▶ THE RECORDS:
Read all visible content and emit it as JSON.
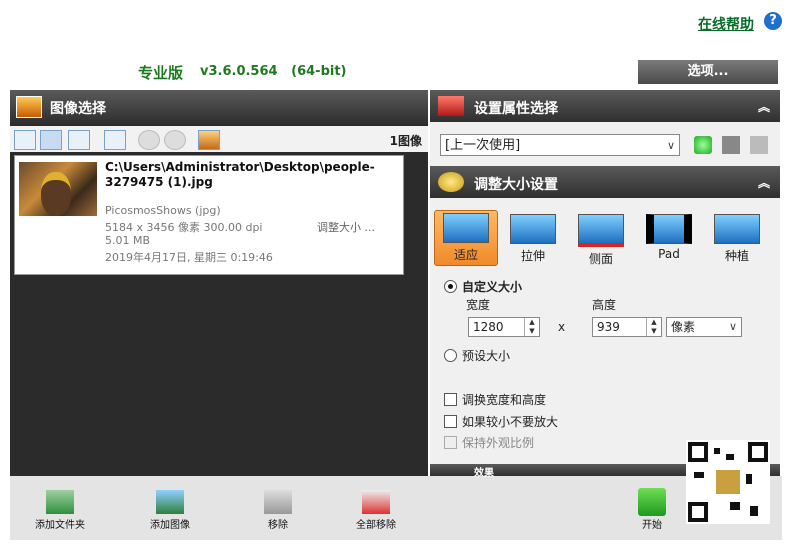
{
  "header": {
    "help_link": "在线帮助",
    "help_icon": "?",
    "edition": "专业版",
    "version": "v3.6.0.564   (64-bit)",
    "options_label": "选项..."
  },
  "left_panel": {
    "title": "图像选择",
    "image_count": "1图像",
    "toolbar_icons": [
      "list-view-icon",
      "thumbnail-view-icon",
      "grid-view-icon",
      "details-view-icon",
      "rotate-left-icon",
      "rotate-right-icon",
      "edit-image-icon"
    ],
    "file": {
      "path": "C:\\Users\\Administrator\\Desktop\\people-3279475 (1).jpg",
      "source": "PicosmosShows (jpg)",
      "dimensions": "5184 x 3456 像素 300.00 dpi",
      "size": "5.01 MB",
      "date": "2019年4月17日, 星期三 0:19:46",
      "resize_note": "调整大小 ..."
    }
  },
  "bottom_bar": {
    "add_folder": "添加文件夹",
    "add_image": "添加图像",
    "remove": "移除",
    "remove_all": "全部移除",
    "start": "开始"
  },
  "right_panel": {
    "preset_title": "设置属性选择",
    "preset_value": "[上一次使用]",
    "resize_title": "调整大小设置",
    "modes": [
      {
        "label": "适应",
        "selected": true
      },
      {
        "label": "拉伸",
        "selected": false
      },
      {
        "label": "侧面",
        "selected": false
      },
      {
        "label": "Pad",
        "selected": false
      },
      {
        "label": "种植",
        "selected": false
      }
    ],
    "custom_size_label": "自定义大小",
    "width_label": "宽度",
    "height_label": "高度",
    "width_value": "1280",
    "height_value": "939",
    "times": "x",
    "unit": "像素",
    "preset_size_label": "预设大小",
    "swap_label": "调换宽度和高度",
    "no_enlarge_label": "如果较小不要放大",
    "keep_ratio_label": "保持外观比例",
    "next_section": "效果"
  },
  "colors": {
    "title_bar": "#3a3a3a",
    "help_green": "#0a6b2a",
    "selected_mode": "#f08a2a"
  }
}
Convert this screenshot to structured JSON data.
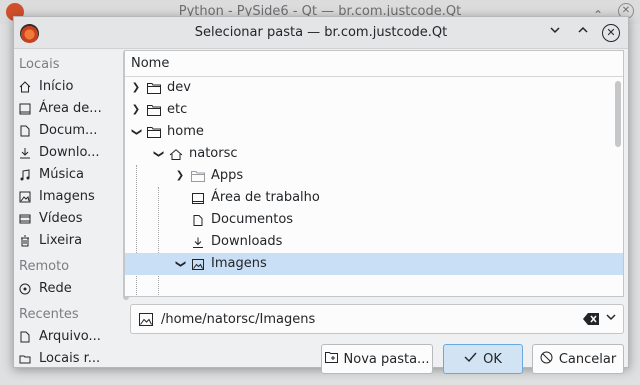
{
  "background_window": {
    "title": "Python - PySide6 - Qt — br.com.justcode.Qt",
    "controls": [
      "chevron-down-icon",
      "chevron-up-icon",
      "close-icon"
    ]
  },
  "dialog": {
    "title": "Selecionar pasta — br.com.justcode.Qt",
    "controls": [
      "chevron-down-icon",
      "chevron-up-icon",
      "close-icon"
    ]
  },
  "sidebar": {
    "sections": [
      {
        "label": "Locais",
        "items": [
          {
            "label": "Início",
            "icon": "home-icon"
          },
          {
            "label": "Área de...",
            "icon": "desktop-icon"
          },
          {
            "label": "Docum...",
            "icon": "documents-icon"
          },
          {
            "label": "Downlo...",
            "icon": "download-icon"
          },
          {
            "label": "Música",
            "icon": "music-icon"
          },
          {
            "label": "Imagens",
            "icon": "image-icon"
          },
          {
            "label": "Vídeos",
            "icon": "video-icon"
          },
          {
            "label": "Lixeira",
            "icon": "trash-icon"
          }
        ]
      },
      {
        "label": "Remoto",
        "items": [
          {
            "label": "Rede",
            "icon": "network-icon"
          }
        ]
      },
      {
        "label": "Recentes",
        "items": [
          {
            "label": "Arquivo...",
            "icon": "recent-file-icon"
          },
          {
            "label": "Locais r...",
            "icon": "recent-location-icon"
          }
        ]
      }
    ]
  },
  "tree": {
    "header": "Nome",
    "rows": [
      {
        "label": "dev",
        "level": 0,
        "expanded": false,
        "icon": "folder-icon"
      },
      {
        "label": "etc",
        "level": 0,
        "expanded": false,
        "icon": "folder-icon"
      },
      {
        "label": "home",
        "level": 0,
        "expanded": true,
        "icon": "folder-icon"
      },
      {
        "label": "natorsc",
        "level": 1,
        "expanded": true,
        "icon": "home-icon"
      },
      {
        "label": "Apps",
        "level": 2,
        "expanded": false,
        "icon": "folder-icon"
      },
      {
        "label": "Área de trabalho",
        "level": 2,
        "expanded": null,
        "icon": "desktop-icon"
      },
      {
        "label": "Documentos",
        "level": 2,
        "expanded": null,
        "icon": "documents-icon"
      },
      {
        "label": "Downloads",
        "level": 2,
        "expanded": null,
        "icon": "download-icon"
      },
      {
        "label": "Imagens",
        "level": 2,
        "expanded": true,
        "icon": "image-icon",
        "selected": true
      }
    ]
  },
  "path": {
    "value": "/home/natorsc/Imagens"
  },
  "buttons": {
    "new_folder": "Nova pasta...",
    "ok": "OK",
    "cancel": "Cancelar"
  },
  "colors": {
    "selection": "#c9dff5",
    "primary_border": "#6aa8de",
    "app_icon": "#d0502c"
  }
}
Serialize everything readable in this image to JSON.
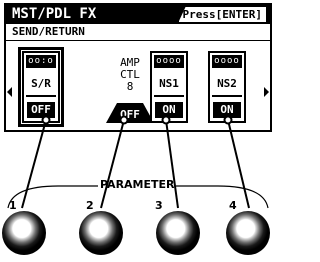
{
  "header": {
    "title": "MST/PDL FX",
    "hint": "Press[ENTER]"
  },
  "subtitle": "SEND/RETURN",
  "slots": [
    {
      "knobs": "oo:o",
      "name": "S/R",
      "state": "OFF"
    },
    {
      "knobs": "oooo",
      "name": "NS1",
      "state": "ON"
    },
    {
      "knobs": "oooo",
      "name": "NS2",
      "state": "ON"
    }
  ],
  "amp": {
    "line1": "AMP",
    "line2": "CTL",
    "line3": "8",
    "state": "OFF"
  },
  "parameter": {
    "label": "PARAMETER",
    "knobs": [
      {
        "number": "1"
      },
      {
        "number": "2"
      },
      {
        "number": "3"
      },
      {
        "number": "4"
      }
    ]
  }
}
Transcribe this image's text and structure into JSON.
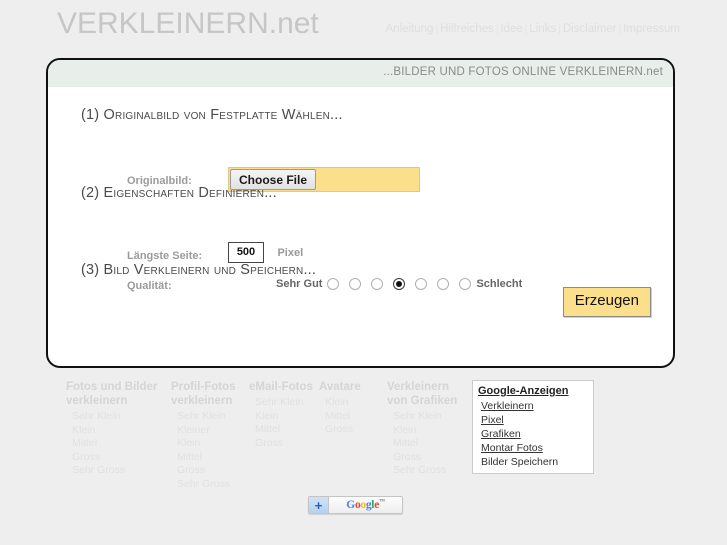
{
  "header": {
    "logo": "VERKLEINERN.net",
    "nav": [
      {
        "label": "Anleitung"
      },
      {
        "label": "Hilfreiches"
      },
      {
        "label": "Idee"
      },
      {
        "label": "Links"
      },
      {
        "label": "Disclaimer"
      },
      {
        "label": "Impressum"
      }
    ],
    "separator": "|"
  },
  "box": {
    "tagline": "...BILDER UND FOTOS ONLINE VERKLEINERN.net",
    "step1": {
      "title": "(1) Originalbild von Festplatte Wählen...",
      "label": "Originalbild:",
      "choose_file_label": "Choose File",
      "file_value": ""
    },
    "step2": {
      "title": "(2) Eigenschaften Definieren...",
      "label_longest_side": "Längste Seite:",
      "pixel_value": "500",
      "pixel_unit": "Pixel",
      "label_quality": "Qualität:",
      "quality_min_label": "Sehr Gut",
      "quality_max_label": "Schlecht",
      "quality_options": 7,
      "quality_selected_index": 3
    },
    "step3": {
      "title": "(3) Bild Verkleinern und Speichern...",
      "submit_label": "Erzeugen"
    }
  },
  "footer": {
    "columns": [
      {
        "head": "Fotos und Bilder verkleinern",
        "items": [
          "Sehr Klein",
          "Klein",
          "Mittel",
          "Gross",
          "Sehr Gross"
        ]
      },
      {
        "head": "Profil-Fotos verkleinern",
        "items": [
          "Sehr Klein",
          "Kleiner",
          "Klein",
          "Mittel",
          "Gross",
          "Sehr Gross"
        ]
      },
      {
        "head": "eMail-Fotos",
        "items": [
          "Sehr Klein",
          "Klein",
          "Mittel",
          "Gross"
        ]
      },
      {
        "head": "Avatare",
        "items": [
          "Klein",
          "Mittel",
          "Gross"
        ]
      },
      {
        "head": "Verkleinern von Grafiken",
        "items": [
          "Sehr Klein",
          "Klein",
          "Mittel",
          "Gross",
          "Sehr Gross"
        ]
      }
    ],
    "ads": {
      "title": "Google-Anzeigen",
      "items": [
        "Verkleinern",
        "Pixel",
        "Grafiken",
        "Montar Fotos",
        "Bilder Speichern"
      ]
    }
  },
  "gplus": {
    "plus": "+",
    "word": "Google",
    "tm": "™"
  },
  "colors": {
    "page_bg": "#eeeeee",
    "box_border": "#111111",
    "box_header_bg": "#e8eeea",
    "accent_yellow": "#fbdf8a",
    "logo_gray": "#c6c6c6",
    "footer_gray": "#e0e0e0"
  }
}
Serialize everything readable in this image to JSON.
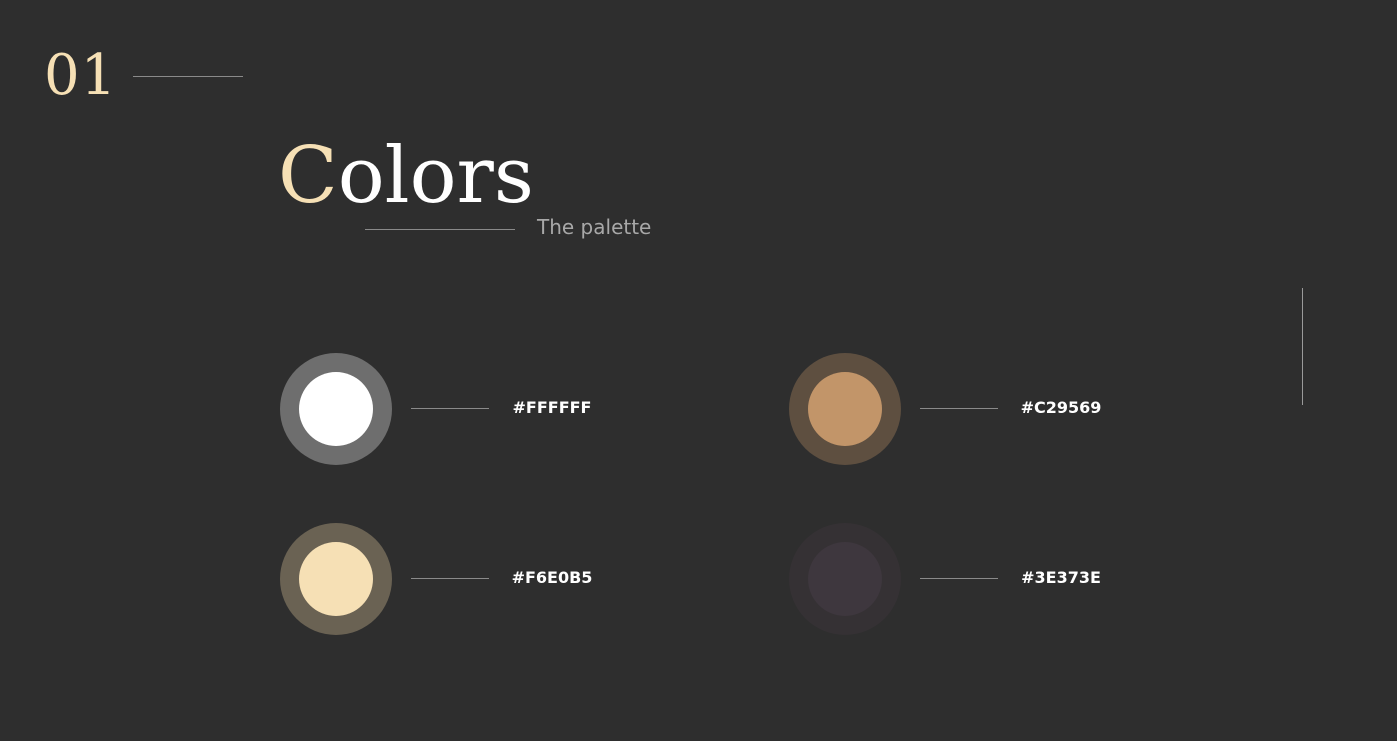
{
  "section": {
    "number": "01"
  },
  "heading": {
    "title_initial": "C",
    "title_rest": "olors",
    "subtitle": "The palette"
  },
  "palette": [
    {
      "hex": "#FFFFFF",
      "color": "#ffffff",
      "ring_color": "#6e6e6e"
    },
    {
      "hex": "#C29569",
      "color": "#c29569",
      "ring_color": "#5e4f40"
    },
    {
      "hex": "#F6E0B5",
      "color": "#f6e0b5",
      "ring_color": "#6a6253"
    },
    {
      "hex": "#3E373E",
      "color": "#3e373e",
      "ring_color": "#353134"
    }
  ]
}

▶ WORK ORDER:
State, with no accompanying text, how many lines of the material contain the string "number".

▶ ANSWER TO THIS TASK:
5